Home > Historic Landscape Characterisation > Carmarthen Bay Estuary Area >





Historic Background
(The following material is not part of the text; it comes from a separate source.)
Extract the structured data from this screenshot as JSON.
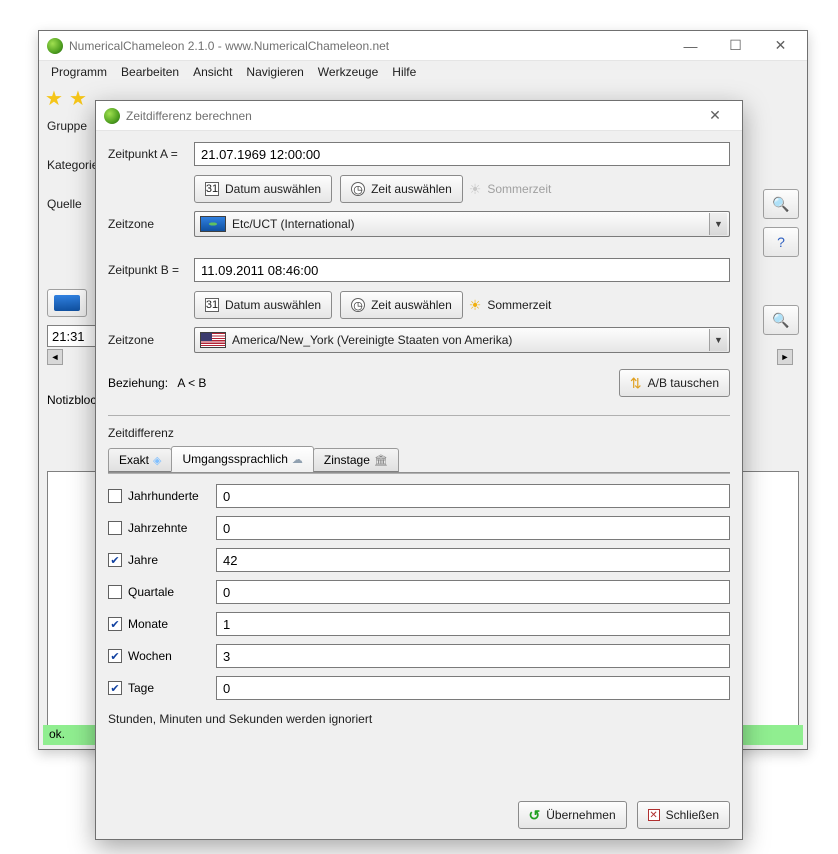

An area of Marros parish that, during the historic period, has always belonged to the Lordship of Laugharne. As this land lies on cliff top, steep coastal slopes and steep valley sides, and contains low cliffs and scree slopes, it is likely to have always been of marginal use, and it appears to have been held as common land until the 19th century. A scattering of clearance cairns (now mostly removed during land improvement), low boulder banks and deserted settlement remains on the less steep parts of the coastal slope, attest to former settlement and cultivation, perhaps in the Medieval Period (Murphy 1988). A cottage at Morfa Bychan was occupied until the late 19th-century at least (Curtis 1880). Subdivision of part of the land occurred following a Parliamentary Enclosure Award of 1864 (Chapman 1992, 71), but this had little overall effect on the landscape and the boundaries created soon fell into disuse. Further 19th century economic use of the area is attested by lime kilns and limestone quarries along the valley of Morfa Bychan, and by exploratory mining on the coastal slope below Top Castle. During the Second World War sea defences were constructed - two massive anti-tank walls survive and intertidal structures can occasionally be seen in the shifting sands on the beach. In the second half of the 20th century a small water pumping station has been constructed close to the foreshore, and a forestry plantation established at Teague's Wood.
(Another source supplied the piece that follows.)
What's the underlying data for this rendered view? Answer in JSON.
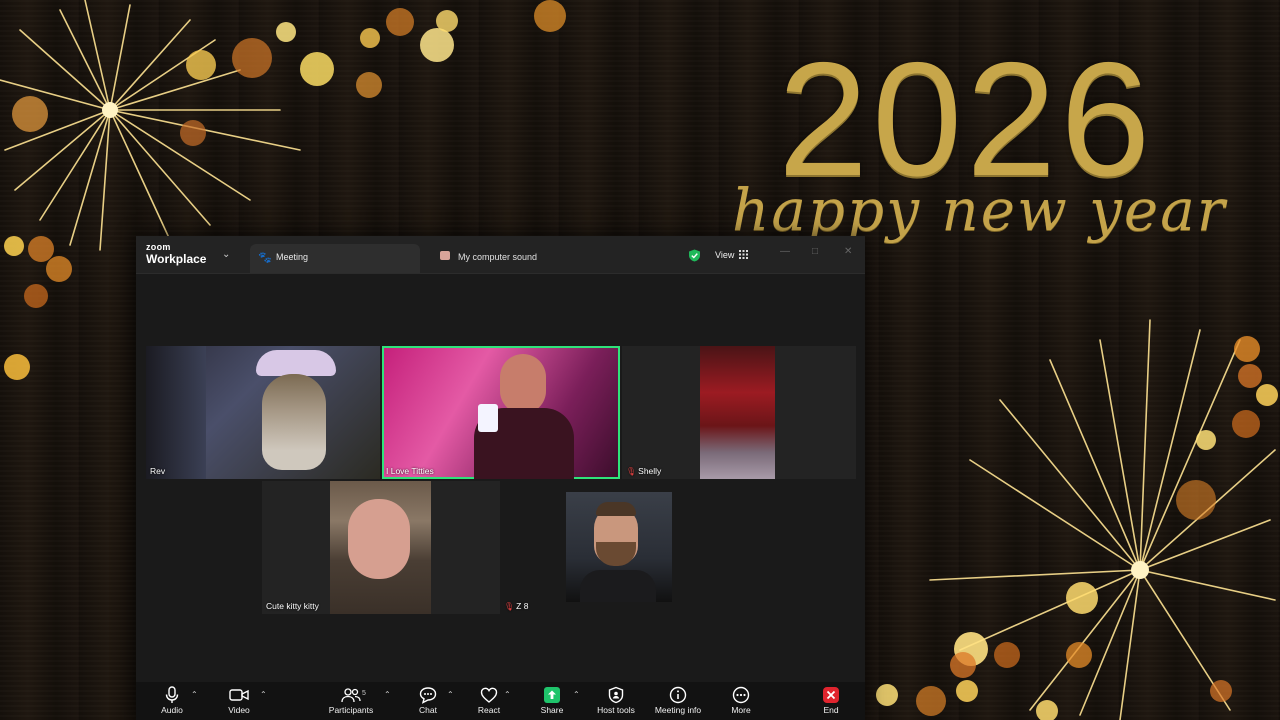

Base map reproduced from the OS map with the permission of Ordnance Survey on behalf of The Controller of Her Majesty's Stationery Office, Crown Copyright 2001.
All rights reserved. Unauthorised reproduction infringes Crown Copyright and may lead to prosecution or civil proceedings. Licence Number: GD272221

Description and essential historic landscape components

This is a very exposed area and comprises steep, craggy valley sides and coastal slopes rising from sea level to over 125m. Land use mostly consists of moorland with ?ancient deciduous woodland on sheltered valley sides at Morfa Bychan, and a 20th century conifer plantation at Teague's Wood. Nearly all historic landscape components are relict; they consist of low boulder boundaries, a couple of earth boundary banks, limestone quarries and lime kilns, and Second World War defences.

The archaeology of this relatively small area is rich and complex, and, in addition to the relict landscape features mentioned above, includes two Iron Age promontory forts, four Neolithic/Bronze Age chambered cairns, a Bronze Age burial mound, a possible burnt mound, Medieval and Post-Medieval deserted settlements including possible long-huts, and evidence for limestone processing in the form of quarries and lime kilns.

There are virtually no buildings.








[click for navigation menu if not present]